Navigating Michael J. Seidlinger’s The Strangest
by Michael J. Seidlinger
$17, 200 pp.
In premise, The Strangest is a contemporary adaptation of Albert Camus’s L’Étranger, originally published in 1942 in French. Camus’s work established his reputation as an absurdist and existentialist thinker. Seidlinger’s illuminating novel reconsiders the character of Meursault as Zachary Weinham.
Zachary is an upper middle class white man who might be diagnosed with social anxiety and obsessive-compulsive disorder. He works as a salesperson for a company that resembles The Sharper Image. He spends his time online—tethered to his cell phone or navel-gazing into his laptop, writing posts and commenting as “Meurks,” his online persona, an obvious allusion to Meursault. His involvement with technology is to the point that he eschews human interaction, as Seidlinger writes:
Charging phone is tantamount to forced socialization: Loathe it when it happens but can’t help but end up letting it happen.
Readers familiar with the general story arc by Camus won’t be lost reading Seidlinger’s version. We follow Zachary through his very detached, mundane experiences of day-to-day life. The novel starts off with Zachary’s oblivious experience at his friend’s funeral. We get the sense that he feels put-upon and awkward, delivering a terrible eulogy, which serves as evidence of how aloof he has become.
The story really picks up when Zachary meets a catalyst: Christopher Rios. Rios equates disruption for Zach. They meet at the Hard Times Café, and Rios entices Zach to become implicated in his strange criminal plot, discolored by sex and drink.
Zach’s own lack of perception (or lack of concern) leads him into a situation from which he can’t recover. He, like Meursault, crosses lines that can’t be uncrossed, leading to the consequences resulting in his imprisonment.
As an artifact of prose, this is not the easiest novel to digest. Seidlinger writes a rather unpalatable character, but in working with The Stranger as base material, that’s kind of the point. That said, plowing through some of the more obtuse sections of Zachary’s indulgent, detached musings about his online life give way toward the only redemption the character and the reader can hope for within the context of the narrative.

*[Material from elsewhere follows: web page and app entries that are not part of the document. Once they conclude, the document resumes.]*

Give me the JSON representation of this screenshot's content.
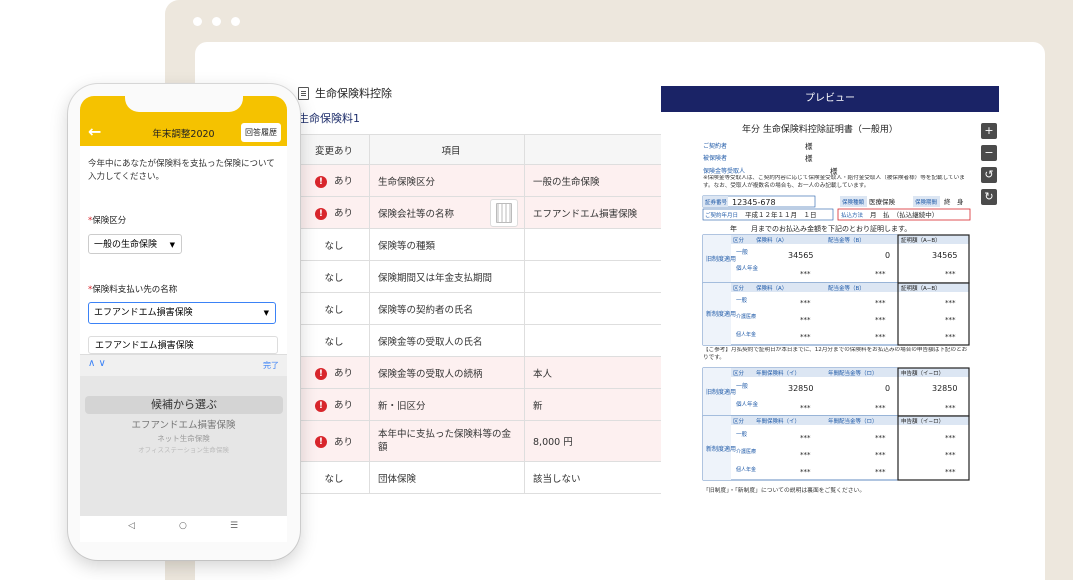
{
  "main": {
    "header": "生命保険料控除",
    "section": "生命保険料1",
    "columns": [
      "変更あり",
      "項目",
      ""
    ],
    "rows": [
      {
        "change": "あり",
        "flag": true,
        "item": "生命保険区分",
        "value": "一般の生命保険"
      },
      {
        "change": "あり",
        "flag": true,
        "item": "保険会社等の名称",
        "value": "エフアンドエム損害保険"
      },
      {
        "change": "なし",
        "flag": false,
        "item": "保険等の種類",
        "value": ""
      },
      {
        "change": "なし",
        "flag": false,
        "item": "保険期間又は年金支払期間",
        "value": ""
      },
      {
        "change": "なし",
        "flag": false,
        "item": "保険等の契約者の氏名",
        "value": ""
      },
      {
        "change": "なし",
        "flag": false,
        "item": "保険金等の受取人の氏名",
        "value": ""
      },
      {
        "change": "あり",
        "flag": true,
        "item": "保険金等の受取人の続柄",
        "value": "本人"
      },
      {
        "change": "あり",
        "flag": true,
        "item": "新・旧区分",
        "value": "新"
      },
      {
        "change": "あり",
        "flag": true,
        "item": "本年中に支払った保険料等の金額",
        "value": "8,000 円"
      },
      {
        "change": "なし",
        "flag": false,
        "item": "団体保険",
        "value": "該当しない"
      }
    ]
  },
  "preview": {
    "bar": "プレビュー",
    "doc_title": "年分 生命保険料控除証明書（一般用）",
    "contractor_lbl": "ご契約者",
    "insured_lbl": "被保険者",
    "sama": "様",
    "recipient_lbl": "保険金等受取人",
    "note": "※保険金等受取人は、ご契約内容に応じて保険金受取人・給付金受取人（被保険者様）等を記載しています。なお、受取人が複数名の場合も、お一人のみ記載しています。",
    "policy_no_lbl": "証券番号",
    "policy_no": "12345-678",
    "type_lbl": "保険種類",
    "type_val": "医療保険",
    "period_lbl": "保険期間",
    "period_val": "終　身",
    "date_lbl": "ご契約年月日",
    "date_val": "平成１２年１１月　１日",
    "pay_lbl": "払込方法",
    "pay_val": "月　払　（払込継続中）",
    "certify": "年　　月までのお払込み金額を下記のとおり証明します。",
    "old_lbl": "旧制度適用",
    "new_lbl": "新制度適用",
    "hdr_kubun": "区分",
    "hdr_prem": "保険料（A）",
    "hdr_div": "配当金等（B）",
    "hdr_cert": "証明額（A−B）",
    "cat_general": "一般",
    "cat_pension": "個人年金",
    "cat_care": "介護医療",
    "old_general": [
      "34565",
      "0",
      "34565"
    ],
    "masked": "***",
    "ref_note": "【ご参考】月払契約で証明日が本日までに、12月分までの保険料をお払込みの場合の申告額は下記のとおりです。",
    "hdr_prem2": "年間保険料（イ）",
    "hdr_div2": "年間配当金等（ロ）",
    "hdr_decl": "申告額（イ−ロ）",
    "ref_general": [
      "32850",
      "0",
      "32850"
    ],
    "footer": "「旧制度」・「新制度」についての説明は裏面をご覧ください。",
    "en": "円"
  },
  "phone": {
    "title": "年末調整2020",
    "history_button": "回答履歴",
    "intro": "今年中にあなたが保険料を支払った保険について入力してください。",
    "field1_label": "保険区分",
    "field1_value": "一般の生命保険",
    "field2_label": "保険料支払い先の名称",
    "field2_value": "エフアンドエム損害保険",
    "suggestion": "エフアンドエム損害保険",
    "done": "完了",
    "picker_selected": "候補から選ぶ",
    "picker_options": [
      "エフアンドエム損害保険",
      "ネット生命保険",
      "オフィスステーション生命保険"
    ],
    "required_mark": "*"
  },
  "colors": {
    "accent_yellow": "#f5c200",
    "navy": "#1a2366",
    "warn_red": "#d8262c",
    "form_blue": "#1f5aa8"
  }
}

Not to forgo the issue of labeling, Seidlinger seems particularly interested in how labeling works as a social function–or as Kenneth Burke puts it, how people are “symbol-using animals,” which implies that the nature of reality relies on conceptualization in communication. If language is socially constructed to allow groups to make meaning within context, what happens to subjects outside these groups? Zachary is an example of how social meaning is deconstructed through the distancing mechanism built into technology. Consider social observations in which people are shown to act passively in the face of violence or abuse, continuing to participate as spectators rather than intervening on behalf of the victim. These notions drive home what is so absurd and alienating about our moment.
Meurks functions in a way to illustrate this dichotomy between temporal reality and Zachary’s online reality. Zachary’s identity becomes so co-identified with Meurks that there’s a reversal in his consciousness, where Meurks becomes the dominant persona. The digital world supersedes the physical, and his interpretive framework through which he relates to others creates a character so morbidly detached that meaning is lost.

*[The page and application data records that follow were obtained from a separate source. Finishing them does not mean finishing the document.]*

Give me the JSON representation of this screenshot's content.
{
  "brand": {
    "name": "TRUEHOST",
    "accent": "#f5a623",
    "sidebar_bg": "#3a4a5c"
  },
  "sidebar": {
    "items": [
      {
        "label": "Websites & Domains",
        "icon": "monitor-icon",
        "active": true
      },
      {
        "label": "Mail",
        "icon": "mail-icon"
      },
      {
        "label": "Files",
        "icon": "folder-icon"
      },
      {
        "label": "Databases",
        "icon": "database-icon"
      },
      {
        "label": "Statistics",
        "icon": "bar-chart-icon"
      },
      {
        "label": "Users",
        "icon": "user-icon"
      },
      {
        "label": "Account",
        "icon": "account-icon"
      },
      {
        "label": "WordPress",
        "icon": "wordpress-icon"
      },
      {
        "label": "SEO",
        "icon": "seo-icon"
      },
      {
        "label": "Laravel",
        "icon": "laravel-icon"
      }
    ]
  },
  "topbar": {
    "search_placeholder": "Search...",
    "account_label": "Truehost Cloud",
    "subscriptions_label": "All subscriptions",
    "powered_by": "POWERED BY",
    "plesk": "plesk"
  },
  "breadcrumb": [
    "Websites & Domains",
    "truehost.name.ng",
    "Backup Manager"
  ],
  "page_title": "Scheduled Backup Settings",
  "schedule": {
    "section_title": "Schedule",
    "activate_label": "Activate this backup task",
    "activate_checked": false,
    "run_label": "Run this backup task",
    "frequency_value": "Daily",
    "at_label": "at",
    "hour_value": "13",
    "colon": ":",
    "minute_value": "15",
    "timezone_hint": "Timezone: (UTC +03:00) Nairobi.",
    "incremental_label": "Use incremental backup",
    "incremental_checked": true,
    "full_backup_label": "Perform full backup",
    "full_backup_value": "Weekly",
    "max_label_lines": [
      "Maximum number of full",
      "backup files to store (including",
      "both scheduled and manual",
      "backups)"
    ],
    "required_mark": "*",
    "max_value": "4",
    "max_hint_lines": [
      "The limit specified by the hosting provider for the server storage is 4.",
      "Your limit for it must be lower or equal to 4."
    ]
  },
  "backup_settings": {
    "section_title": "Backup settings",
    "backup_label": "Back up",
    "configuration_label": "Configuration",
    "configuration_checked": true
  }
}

This loss of meaning speaks to the ideological power of social media. Zachary is subject to this perversion of reality to the degree that he experiences total alienation—both from himself and from others. Meurks represents the loss of values that permits people to behave differently online than on the physical plane. Once the line is crossed and the value systems are thus inverted, Zachary acts like Meurks in the real world, which enables him to be devoid of consequences to the point that he commits murder.
Zachary comes to accept the futility of his own attempts to cope with reality as he contemplates how society has labeled him as unwanted. Returning to the issue of socially constructed meaning and identities, Seidlinger writes:
Society sees you not as the person you are but as the impression you’ve made. The straight line stitched across our foreheads are instantly seen and assumed; no chance to explain why that line might be here, or what sort of infliction might have occurred.
In Zachary’s talks with the Prisoner, the dialogue assumes the point of view of two philosophers conversing in ontological terms to construct a sense of meaning within the context of confinement—finding some value in their existential experience of life as it is.
The Strangest is a challenging narrative work that brings home and contextualizes this familiar story in a way that is so painfully relevant in our culture today, a culture so often desensitized and detached from “the real.” Seidlinger is clearly aware of the exigency for this kind of work. It’s a wakeup call dressed as fiction. The degree to which Meurks churns out line after cringe-worthy line of self-aggrandizing postulations should suggest we ask ourselves tough questions: why read a book with a story we already know? As much as Camus contributed to creating the absurdist critique of the 20th century, Seidlinger gives us an opportunity to take a deeper look into the absurdities of life. The Strangest asks us to put down the iPhone and have an actual conversation.